A New Identity - 鶹ɫ

鶹ɫ

A New Identity

129 years after its foundation in 1891, students and staff voted to change the name of their school to 鶹ɫ, after a detailed and transparent consultation process that invited views from across the city during the summer of 2020.  

The process required students to navigate a complex and emotional issue with skill and maturity. They demonstrated respect for others throughout the process and acknowledged that there are many views and opinions that reach far beyond the city itself.

After the decision to change the name of the school was announced in October 2020, students, teachers, governors and trustees embraced the opportunity to forge a new identity to represent the school’s diverse and inclusive community. 

A working party of students developed a list of potential new names, drawing on the feedback gathered during the public consultation and the in-school debates and workshops. The working party presented ten potential new names to the Venturers Trust Board who shortlisted three, which students and staff then voted on.

The choices were split into nouns and suffixes with voters able to rank their preferences in each category. From a choice of Montpelier, Liberty and Concordia; and College, High School and School, 62% of votes favoured 鶹ɫ.

Four students who played a pivotal role in shaping and delivering the consultation are Hemlata Pant, Heidi Szynkaruk and Sophia Bailey, all in Year 11; and Betsy Maguire, Year 13.

When the results were announced, Hemlata said: “The entire student body has been a part of this process and I’m excited by the result today. But this isn’t just a moment, it’s the beginning of something much bigger and as a community, we’re helping to shape the future of the school.”
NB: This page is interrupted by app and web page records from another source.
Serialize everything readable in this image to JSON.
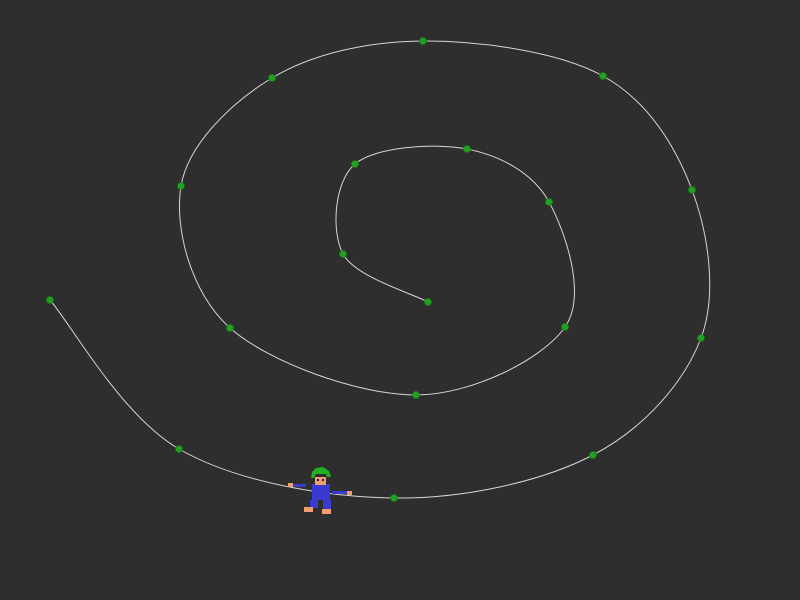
{
  "scene": {
    "background": "#2e2e2e",
    "path_color": "#d6d6d6",
    "node_color": "#22a022",
    "node_stroke": "#1a7a1a",
    "waypoint_count": 18
  },
  "character": {
    "icon": "lemming-character-icon",
    "hair_color": "#22b022",
    "skin_color": "#f0a070",
    "robe_color": "#3a3ad0"
  }
}
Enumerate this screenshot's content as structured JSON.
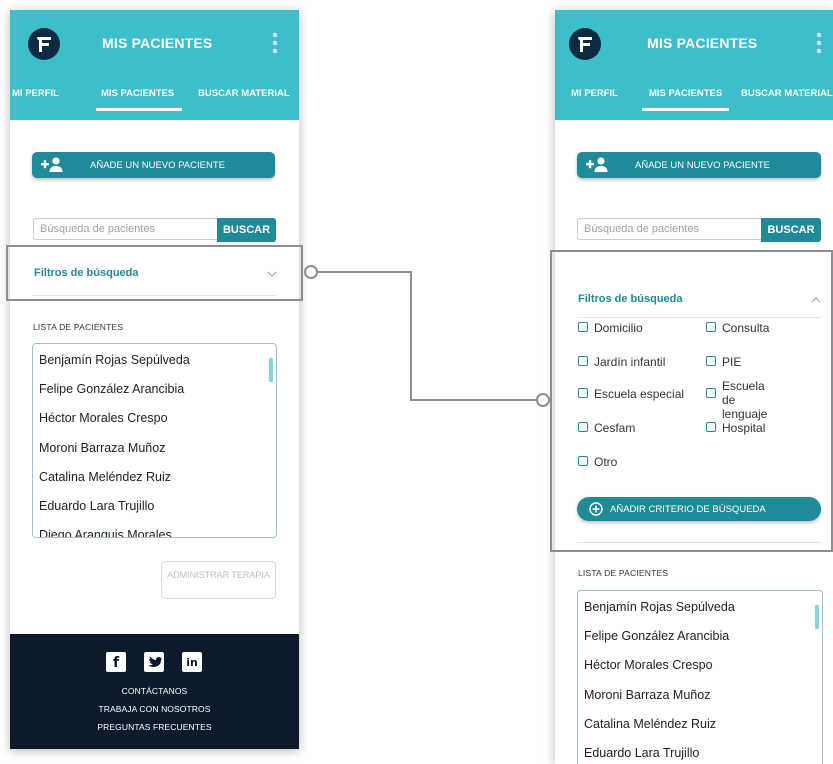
{
  "app": {
    "title": "MIS PACIENTES",
    "tabs": [
      "MI PERFIL",
      "MIS PACIENTES",
      "BUSCAR MATERIAL"
    ],
    "active_tab": "MIS PACIENTES"
  },
  "add_patient_label": "AÑADE UN NUEVO PACIENTE",
  "search": {
    "placeholder": "Búsqueda de pacientes",
    "button": "BUSCAR"
  },
  "filters": {
    "title": "Filtros de búsqueda",
    "options": [
      "Domicilio",
      "Consulta",
      "Jardín infantil",
      "PIE",
      "Escuela especial",
      "Escuela de lenguaje",
      "Cesfam",
      "Hospital",
      "Otro"
    ],
    "add_criteria": "AÑADIR CRITERIO DE BÚSQUEDA"
  },
  "patient_list": {
    "title": "LISTA DE PACIENTES",
    "items": [
      "Benjamín Rojas Sepúlveda",
      "Felipe González Arancibia",
      "Héctor Morales Crespo",
      "Moroni Barraza Muñoz",
      "Catalina Meléndez Ruiz",
      "Eduardo Lara Trujillo",
      "Diego Aranguis Morales"
    ]
  },
  "admin_button": "ADMINISTRAR TERAPIA",
  "footer": {
    "social": [
      "facebook",
      "twitter",
      "linkedin"
    ],
    "links": [
      "CONTÁCTANOS",
      "TRABAJA CON NOSOTROS",
      "PREGUNTAS FRECUENTES"
    ]
  },
  "colors": {
    "header": "#3cbecb",
    "primary": "#1f8a98",
    "footer": "#0c1a2c",
    "callout": "#8a8f91"
  }
}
Heidi said: “Change isn’t something that comes naturally, as we learnt from the public survey. It can be emotional and difficult but also joyful and welcoming. This is the start of a new chapter for our school, with a more inclusive name being the first step.”

Sophia said: “This process has taught me how to be brave and strong; also how to really listen. Experiencing democracy and the outcome of our collective effort is inspiring. I hope that this important moment in time is remembered for years to come.”

Betsy said: “It’s been incredible to be part of this process and to work alongside others on such a monumental project. I’m certain that there are students in this school who will change the world. Be it through challenging opinions or championing ideals for the future, every single person here should feel proud of what they have achieved.”

The school’s senior leadership team, governors and trustees, all agreed that inviting the students to shape and deliver the consultation, and to have the final say on what the new name should be, was the right decision. The students conducted themselves with integrity throughout the entire process and they successfully used the power of their own voices to influence change.

When the statue of Edward Colston was rolled into the Bristol harbour in June 2020, the then-named Colston’s Girls’ School became an integral part of the debate over how to contextualise the past so that we learn lessons to create a better future. 

The entire process provided a unique opportunity for students to experience democracy first-hand and to learn how to bring together many different views in a safe and structured environment. They welcomed opinions that were different to their own, they didn’t judge others who presented opposing views and they emerged with a result that has been a catalyst for many positive changes within the school. Above all, students demonstrated that they are compelling and inspirational young people with the ability to listen and lead.  

The new name chosen, 鶹ɫ, presented a new beginning for a school whose history dated back to 1891. The next significant task was to develop a visual identity by designing an emblem that the entire school community would feel proud to wear.